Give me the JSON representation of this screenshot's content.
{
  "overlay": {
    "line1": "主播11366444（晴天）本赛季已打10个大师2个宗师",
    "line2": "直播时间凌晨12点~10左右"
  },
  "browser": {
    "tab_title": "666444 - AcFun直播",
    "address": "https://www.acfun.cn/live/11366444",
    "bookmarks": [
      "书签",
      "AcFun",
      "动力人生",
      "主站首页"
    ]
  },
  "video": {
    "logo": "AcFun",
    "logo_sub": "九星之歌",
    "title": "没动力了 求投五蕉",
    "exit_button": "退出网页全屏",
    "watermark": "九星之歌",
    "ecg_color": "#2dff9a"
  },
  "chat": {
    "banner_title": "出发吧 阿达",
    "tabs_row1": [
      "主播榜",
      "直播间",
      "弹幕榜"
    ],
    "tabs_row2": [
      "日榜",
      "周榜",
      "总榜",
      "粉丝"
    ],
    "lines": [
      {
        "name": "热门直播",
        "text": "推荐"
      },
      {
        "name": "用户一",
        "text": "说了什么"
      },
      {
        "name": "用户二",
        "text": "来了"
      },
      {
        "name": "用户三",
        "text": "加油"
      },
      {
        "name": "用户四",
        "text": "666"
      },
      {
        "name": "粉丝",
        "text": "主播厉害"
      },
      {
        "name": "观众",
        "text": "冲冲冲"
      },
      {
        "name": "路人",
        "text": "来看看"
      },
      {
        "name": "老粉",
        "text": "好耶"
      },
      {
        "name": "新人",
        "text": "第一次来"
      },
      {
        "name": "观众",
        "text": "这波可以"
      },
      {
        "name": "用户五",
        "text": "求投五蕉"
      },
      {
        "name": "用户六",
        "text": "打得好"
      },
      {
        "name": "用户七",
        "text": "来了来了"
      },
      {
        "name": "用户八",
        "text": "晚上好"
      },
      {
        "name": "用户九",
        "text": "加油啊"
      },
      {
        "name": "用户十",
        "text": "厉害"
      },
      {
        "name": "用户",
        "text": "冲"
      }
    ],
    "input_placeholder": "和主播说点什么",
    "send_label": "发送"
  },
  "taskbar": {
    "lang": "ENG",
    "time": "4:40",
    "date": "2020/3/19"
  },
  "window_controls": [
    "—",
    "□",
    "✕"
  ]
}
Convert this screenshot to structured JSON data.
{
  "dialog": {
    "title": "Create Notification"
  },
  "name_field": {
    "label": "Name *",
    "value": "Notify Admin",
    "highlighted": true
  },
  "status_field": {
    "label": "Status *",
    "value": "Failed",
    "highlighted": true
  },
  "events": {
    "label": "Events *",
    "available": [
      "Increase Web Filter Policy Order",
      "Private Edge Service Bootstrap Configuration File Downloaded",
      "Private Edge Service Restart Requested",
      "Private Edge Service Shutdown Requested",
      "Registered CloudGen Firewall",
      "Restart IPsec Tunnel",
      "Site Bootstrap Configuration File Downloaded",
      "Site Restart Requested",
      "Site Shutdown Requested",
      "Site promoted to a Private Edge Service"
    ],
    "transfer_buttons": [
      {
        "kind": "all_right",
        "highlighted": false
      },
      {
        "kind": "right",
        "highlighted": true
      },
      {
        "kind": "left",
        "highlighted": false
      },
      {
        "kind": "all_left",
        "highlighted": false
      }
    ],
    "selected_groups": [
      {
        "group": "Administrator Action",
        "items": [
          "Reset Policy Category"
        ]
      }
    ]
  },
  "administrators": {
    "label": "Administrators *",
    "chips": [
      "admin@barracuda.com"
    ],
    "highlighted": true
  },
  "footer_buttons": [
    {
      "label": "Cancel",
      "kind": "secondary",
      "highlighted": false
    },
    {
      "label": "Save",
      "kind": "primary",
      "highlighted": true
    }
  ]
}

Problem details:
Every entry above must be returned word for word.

Task solution:
Give me the JSON representation of this screenshot's content.
{
  "overlay": {
    "line1": "主播11366444（晴天）本赛季已打10个大师2个宗师",
    "line2": "直播时间凌晨12点~10左右"
  },
  "browser": {
    "tab_title": "666444 - AcFun直播",
    "address": "https://www.acfun.cn/live/11366444",
    "bookmarks": [
      "书签",
      "AcFun",
      "动力人生",
      "主站首页"
    ]
  },
  "video": {
    "logo": "AcFun",
    "logo_sub": "九星之歌",
    "title": "没动力了 求投五蕉",
    "exit_button": "退出网页全屏",
    "watermark": "九星之歌",
    "ecg_color": "#2dff9a"
  },
  "chat": {
    "banner_title": "出发吧 阿达",
    "tabs_row1": [
      "主播榜",
      "直播间",
      "弹幕榜"
    ],
    "tabs_row2": [
      "日榜",
      "周榜",
      "总榜",
      "粉丝"
    ],
    "lines": [
      {
        "name": "热门直播",
        "text": "推荐"
      },
      {
        "name": "用户一",
        "text": "说了什么"
      },
      {
        "name": "用户二",
        "text": "来了"
      },
      {
        "name": "用户三",
        "text": "加油"
      },
      {
        "name": "用户四",
        "text": "666"
      },
      {
        "name": "粉丝",
        "text": "主播厉害"
      },
      {
        "name": "观众",
        "text": "冲冲冲"
      },
      {
        "name": "路人",
        "text": "来看看"
      },
      {
        "name": "老粉",
        "text": "好耶"
      },
      {
        "name": "新人",
        "text": "第一次来"
      },
      {
        "name": "观众",
        "text": "这波可以"
      },
      {
        "name": "用户五",
        "text": "求投五蕉"
      },
      {
        "name": "用户六",
        "text": "打得好"
      },
      {
        "name": "用户七",
        "text": "来了来了"
      },
      {
        "name": "用户八",
        "text": "晚上好"
      },
      {
        "name": "用户九",
        "text": "加油啊"
      },
      {
        "name": "用户十",
        "text": "厉害"
      },
      {
        "name": "用户",
        "text": "冲"
      }
    ],
    "input_placeholder": "和主播说点什么",
    "send_label": "发送"
  },
  "taskbar": {
    "lang": "ENG",
    "time": "4:40",
    "date": "2020/3/19"
  },
  "window_controls": [
    "—",
    "□",
    "✕"
  ]
}
Convert this screenshot to structured JSON data.
{
  "dialog": {
    "title": "Create Notification"
  },
  "name_field": {
    "label": "Name *",
    "value": "Notify Admin",
    "highlighted": true
  },
  "status_field": {
    "label": "Status *",
    "value": "Failed",
    "highlighted": true
  },
  "events": {
    "label": "Events *",
    "available": [
      "Increase Web Filter Policy Order",
      "Private Edge Service Bootstrap Configuration File Downloaded",
      "Private Edge Service Restart Requested",
      "Private Edge Service Shutdown Requested",
      "Registered CloudGen Firewall",
      "Restart IPsec Tunnel",
      "Site Bootstrap Configuration File Downloaded",
      "Site Restart Requested",
      "Site Shutdown Requested",
      "Site promoted to a Private Edge Service"
    ],
    "transfer_buttons": [
      {
        "kind": "all_right",
        "highlighted": false
      },
      {
        "kind": "right",
        "highlighted": true
      },
      {
        "kind": "left",
        "highlighted": false
      },
      {
        "kind": "all_left",
        "highlighted": false
      }
    ],
    "selected_groups": [
      {
        "group": "Administrator Action",
        "items": [
          "Reset Policy Category"
        ]
      }
    ]
  },
  "administrators": {
    "label": "Administrators *",
    "chips": [
      "admin@barracuda.com"
    ],
    "highlighted": true
  },
  "footer_buttons": [
    {
      "label": "Cancel",
      "kind": "secondary",
      "highlighted": false
    },
    {
      "label": "Save",
      "kind": "primary",
      "highlighted": true
    }
  ]
}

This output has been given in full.